Today we start with chapter 6 from Bitcoin: A Work in Progress.
Just a reminder that you can buy the chapter as a printer friendly PDF or the whole book (preferably in former-tree format, despite recent objections to the medium).
Whenever a new Bitcoin transaction is made, Bitcoin nodes use a UTXO set to determine that the coins being spent really exist. This UTXO set is currently several gigabytes in size and continues to grow over time, and there’s no upper limit to how big it can potentially get.
Because Bitcoin nodes perform best if the UTXO set is kept in RAM, and because RAM is a relatively scarce resource for computers, it would benefit a node’s performance if the UTXO set could be stored in a more compact format. This is the promise of Utreexo (Pronounced U Tree X O).
Utreexo would take all the UTXOs in existence and include them in a Merkle tree, which is a data structure consisting only of hashes. This chapter explains how the compact Utreexo structure could suffice in proving that a particular UTXO is included when a new transaction is made. It also covers the potential benefits that could surface if this solution were to be used, along with some of the potential tradeoffs.
When syncing a new Bitcoin node, one of the challenges is the amount of random-access memory (RAM) you have. In general, you don’t need a lot of RAM on your computer, but if you want to sync fast, you do.
The reason this is necessary is due to the UTXO set, which is a list of all coins in existence, including the ones you own. Every time a new block comes in, for every transaction in it, you check that it spends coins that actually exist. You also remember which new coins the transaction created, so that you’re aware of this when it gets spent in a later block. This information is held in a database, and if it’s located on your hard disk, this checking and updating is a slow process. However, if the database is located in your RAM, it’s extremely fast.
The time it take varies, but say you had a newer MacBook Pro with 32GB RAM, and you allowed the node to use half of this; it’d take maybe seven hours to sync the entire chain. However, let’s say you had a Raspberry Pi with only 2GB of RAM and a small hard drive. In this case, it could take several weeks.
There are two bottlenecks. First, your node keeps as much as possible in RAM during sync, but once it fills up this memory, it has to write the UTXO database to disk, clear its memory, and start caching again. The second problem is that if the blockchain doesn’t fit on the hard drive, then your node has to delete old blocks to make room for new ones. A side effect of this is that the coin database in RAM must be written to disk, further slowing down the sync process.
The key point here is that if you can keep more of the UTXO set in RAM, you’ll sync faster. It’d be nice if the size of the UTXO set could be decreased, but that’s not necessarily possible. Of course, if you’re spending more coins than you’re creating, then the number of UTXOs and the RAM usage both go down. However, there’s a lot of junk in the UTXO set, because in the past, people created transactions to multisig addresses that were fake just to e.g. put pictures of Obama in the blockchain. And those are all sitting in your RAM because your node has no idea they’re nonsense.
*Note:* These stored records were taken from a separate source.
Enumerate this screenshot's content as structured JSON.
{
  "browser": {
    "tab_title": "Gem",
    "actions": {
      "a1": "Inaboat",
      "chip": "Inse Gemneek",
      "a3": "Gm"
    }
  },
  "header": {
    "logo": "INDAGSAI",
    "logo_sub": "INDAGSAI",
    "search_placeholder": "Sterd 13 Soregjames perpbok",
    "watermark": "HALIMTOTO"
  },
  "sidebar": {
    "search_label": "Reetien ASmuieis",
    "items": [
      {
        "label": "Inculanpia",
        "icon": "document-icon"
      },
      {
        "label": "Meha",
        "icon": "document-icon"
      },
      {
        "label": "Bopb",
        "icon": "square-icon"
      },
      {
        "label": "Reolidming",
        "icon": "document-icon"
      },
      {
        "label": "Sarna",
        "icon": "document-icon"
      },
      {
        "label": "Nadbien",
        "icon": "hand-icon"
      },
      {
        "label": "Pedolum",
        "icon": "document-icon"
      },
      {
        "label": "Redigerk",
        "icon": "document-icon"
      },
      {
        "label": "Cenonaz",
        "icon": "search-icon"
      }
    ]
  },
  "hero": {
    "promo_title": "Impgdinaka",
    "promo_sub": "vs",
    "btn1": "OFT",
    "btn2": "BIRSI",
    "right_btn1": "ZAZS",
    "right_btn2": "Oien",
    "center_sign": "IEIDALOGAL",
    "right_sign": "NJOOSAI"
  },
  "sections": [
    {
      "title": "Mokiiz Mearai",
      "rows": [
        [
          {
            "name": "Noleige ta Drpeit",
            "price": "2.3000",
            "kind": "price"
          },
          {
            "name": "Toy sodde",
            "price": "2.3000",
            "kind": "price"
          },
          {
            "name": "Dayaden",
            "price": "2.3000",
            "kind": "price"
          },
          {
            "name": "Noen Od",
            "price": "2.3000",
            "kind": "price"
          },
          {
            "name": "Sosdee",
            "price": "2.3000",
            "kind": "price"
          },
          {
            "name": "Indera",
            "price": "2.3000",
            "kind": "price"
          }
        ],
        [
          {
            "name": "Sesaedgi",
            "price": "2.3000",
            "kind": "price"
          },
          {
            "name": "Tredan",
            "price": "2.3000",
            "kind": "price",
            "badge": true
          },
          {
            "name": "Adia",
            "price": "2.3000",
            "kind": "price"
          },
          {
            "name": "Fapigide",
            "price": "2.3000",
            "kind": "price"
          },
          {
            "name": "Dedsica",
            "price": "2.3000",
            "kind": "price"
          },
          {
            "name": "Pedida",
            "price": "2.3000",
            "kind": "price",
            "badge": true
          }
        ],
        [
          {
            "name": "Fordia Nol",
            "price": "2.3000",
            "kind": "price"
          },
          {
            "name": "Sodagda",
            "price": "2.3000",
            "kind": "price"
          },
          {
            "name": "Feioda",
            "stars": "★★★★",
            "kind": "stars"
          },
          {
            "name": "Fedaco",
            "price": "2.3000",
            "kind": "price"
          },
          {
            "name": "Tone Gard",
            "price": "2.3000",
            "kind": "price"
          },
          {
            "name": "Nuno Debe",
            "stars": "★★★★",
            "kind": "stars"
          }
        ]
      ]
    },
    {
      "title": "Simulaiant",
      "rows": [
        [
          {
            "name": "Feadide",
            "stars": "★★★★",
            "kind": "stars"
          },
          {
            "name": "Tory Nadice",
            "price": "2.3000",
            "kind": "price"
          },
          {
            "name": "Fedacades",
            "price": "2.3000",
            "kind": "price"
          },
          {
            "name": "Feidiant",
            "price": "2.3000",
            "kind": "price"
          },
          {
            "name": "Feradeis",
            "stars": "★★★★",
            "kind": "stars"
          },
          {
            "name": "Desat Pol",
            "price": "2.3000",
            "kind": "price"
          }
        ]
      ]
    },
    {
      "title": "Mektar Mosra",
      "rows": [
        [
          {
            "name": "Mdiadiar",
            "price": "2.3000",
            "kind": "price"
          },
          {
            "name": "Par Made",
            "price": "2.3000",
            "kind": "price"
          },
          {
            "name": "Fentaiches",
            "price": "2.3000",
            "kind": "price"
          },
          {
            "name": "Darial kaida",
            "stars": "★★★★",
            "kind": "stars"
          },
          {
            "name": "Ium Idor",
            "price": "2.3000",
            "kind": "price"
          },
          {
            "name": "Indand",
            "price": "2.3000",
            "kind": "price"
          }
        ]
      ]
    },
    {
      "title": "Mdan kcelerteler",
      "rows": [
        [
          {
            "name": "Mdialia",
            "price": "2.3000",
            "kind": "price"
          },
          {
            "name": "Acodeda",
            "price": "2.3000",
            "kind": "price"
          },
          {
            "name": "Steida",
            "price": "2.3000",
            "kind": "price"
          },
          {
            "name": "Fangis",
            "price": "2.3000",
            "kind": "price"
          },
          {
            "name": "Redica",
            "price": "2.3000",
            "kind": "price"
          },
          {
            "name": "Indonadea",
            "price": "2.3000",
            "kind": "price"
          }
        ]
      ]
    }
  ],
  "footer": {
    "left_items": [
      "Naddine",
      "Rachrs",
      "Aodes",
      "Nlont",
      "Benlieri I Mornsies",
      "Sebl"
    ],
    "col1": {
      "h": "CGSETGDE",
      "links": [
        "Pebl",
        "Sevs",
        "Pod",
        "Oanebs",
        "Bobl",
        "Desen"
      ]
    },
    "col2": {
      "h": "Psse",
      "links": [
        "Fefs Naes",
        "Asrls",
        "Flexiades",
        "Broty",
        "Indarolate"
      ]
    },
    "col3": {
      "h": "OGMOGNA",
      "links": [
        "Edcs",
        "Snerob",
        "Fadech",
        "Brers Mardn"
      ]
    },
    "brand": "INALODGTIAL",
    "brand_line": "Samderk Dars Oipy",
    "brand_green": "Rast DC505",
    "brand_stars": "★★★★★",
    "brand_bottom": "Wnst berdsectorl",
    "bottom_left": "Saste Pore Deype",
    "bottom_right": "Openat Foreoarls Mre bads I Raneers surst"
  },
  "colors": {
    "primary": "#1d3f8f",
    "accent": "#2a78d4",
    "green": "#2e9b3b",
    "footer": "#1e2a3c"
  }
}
However, if we expect everybody in the world to eventually use Bitcoin and to have at least one or two UTXOs each, that would take terabytes of RAM, and Moore’s Law isn’t going to catch up to this anytime soon. But even without the entire world using Bitcoin, it could get to the point where fewer and fewer people have enough RAM to sync it quickly, which is a problem. If fewer people run their own node, the system becomes less decentralized.